TASK PROMPT:
Report how many lines in the records hold the string "glyph"; give the number and nothing else.

MATERIAL FOR THE TASK:
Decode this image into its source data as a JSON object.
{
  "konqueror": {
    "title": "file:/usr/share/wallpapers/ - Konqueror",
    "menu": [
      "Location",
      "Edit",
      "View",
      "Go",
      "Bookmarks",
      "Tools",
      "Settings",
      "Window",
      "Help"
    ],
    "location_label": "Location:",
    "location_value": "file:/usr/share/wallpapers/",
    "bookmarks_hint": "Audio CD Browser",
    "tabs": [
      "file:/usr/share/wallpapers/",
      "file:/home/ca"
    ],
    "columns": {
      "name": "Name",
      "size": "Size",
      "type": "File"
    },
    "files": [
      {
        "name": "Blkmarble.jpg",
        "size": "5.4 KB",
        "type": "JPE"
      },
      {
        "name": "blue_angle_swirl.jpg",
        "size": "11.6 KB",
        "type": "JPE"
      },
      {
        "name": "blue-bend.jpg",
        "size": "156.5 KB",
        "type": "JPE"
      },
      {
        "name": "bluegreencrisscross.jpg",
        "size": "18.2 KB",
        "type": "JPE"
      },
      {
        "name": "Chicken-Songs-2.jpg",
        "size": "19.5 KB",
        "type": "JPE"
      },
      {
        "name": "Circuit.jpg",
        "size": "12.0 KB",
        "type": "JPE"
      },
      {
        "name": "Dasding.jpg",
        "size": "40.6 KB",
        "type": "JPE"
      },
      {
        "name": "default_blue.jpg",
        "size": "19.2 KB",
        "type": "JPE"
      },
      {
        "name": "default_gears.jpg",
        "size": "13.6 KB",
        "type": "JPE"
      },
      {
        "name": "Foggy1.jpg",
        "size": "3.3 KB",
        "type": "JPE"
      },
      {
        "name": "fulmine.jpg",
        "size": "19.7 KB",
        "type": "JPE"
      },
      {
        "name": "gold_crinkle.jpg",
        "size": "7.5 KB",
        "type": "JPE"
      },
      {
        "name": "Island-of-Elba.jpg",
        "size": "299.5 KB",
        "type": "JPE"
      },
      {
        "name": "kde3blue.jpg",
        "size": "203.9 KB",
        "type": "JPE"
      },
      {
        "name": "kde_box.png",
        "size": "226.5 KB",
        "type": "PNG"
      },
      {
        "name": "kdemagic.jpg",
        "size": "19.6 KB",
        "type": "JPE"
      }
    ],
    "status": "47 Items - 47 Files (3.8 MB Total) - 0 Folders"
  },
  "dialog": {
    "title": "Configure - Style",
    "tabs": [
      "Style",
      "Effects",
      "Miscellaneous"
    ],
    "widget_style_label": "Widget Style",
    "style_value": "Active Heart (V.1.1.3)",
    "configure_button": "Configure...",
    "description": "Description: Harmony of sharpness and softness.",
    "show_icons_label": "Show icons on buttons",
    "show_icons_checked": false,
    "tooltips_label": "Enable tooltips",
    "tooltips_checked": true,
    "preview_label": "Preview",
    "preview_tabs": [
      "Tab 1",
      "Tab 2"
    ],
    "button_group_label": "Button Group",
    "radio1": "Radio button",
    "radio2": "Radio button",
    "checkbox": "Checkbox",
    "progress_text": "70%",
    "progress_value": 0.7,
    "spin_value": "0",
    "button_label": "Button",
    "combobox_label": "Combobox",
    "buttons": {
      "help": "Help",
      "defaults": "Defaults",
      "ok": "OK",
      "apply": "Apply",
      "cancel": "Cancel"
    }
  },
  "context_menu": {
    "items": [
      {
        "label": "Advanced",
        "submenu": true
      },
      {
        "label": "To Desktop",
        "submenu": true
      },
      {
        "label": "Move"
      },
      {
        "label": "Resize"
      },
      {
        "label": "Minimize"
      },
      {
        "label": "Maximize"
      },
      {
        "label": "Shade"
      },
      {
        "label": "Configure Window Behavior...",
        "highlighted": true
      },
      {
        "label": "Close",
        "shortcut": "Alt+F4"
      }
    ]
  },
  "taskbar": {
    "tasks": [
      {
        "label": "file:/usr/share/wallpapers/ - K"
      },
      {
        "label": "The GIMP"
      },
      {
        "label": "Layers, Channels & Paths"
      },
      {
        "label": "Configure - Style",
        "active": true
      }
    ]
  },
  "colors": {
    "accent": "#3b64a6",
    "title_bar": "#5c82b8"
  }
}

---

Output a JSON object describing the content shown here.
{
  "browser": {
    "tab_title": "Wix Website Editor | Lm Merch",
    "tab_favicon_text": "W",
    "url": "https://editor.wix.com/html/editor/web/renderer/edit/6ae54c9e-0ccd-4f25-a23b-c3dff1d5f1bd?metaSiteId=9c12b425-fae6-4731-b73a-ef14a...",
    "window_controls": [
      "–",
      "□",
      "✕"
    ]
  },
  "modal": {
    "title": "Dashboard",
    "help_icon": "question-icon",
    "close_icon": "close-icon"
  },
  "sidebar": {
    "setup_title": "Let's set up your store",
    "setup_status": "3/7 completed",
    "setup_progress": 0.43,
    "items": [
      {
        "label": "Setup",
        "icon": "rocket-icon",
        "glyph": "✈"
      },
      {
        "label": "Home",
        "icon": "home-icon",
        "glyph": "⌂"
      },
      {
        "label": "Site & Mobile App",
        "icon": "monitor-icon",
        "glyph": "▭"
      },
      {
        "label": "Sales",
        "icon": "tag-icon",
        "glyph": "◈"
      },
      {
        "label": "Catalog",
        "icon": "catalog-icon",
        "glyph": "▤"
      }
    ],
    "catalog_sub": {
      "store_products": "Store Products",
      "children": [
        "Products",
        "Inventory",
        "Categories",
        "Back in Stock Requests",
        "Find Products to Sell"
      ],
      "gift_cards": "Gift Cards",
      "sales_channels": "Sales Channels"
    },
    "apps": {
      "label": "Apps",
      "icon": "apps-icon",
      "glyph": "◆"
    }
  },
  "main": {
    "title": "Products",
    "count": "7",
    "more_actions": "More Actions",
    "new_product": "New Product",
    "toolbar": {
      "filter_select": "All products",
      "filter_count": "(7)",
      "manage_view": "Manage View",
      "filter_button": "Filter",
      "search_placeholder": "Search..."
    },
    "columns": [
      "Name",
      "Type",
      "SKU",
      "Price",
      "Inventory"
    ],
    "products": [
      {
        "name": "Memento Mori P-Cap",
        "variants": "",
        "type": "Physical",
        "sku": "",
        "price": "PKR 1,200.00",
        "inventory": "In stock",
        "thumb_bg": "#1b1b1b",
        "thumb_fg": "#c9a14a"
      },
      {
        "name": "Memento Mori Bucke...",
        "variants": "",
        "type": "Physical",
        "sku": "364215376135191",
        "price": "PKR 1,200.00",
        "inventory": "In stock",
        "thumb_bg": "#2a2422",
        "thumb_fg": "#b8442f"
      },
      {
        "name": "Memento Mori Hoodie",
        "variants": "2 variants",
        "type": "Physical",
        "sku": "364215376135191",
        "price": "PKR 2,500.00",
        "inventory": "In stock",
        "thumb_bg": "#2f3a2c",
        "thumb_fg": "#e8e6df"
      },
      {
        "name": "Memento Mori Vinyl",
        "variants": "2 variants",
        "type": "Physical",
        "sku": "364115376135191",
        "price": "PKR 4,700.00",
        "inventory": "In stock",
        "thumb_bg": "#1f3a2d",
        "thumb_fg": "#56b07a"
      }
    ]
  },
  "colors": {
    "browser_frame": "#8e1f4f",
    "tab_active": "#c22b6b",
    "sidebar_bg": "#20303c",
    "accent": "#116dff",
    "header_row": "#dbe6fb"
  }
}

ANSWER BOX:
6